Employers need to take account of a landmark ruling that entitles employees to bring an equal pay claim in respect of periods of employment under an earlier contract.
This case involved two employees working for a local authority who reduced the number of hours that they worked, for which they signed new contracts of employment. When they brought equal pay claims against their employer two years later, an employment tribunal ruled that they were entitled to claim compensation for the period before their current arrangements took effect. The Employment Appeal Tribunal (EAT), however, ruled in favour of the employer, stating that signing the new contracts indicated that the previous arrangements had come to an end, and any claim in respect of that period needed to be made within six months of the end of the contract. So, the claims for the earlier period were presented out of time.
In the Court of Appeal, the employees argued successfully that a ‘stable employment relationship’ existed during the period covered by both the earlier and the later contracts, and therefore they were entitled to claim compensation in respect of the whole period. This approach had previously been applied by the House of Lords in a case where there had been a break between contracts; this case now removes the anomaly that had arisen, so that an employee with no break between contracts has equivalent rights to an employee who has a break between contracts.

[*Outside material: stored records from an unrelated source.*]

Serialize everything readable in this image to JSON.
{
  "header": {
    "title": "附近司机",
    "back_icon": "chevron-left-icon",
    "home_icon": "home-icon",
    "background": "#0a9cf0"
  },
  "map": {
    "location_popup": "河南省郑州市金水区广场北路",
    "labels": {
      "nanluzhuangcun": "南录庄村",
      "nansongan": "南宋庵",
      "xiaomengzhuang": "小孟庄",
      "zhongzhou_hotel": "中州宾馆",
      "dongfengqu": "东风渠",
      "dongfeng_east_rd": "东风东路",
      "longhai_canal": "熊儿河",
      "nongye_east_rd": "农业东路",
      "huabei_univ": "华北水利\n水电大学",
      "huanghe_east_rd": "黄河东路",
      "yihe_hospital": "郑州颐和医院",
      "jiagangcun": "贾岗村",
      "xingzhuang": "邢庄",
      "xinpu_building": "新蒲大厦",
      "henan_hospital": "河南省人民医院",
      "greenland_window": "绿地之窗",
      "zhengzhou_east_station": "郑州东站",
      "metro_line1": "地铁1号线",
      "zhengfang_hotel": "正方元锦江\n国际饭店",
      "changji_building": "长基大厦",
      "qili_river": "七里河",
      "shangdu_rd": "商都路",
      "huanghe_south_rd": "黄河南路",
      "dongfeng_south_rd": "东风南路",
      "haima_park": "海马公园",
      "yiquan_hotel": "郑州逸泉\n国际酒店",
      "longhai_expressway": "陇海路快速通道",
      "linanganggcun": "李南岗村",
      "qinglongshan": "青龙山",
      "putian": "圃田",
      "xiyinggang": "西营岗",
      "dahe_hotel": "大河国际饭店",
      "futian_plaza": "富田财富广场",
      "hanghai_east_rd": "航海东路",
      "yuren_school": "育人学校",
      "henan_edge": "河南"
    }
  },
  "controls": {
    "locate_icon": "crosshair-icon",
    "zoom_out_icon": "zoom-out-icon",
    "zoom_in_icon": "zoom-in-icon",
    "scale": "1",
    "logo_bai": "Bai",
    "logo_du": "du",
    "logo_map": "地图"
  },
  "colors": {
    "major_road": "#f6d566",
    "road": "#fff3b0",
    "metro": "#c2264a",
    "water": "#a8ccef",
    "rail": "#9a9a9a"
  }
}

Employers must take care to avoid equal pay claims arising in the first place, or face potentially high claims for compensation.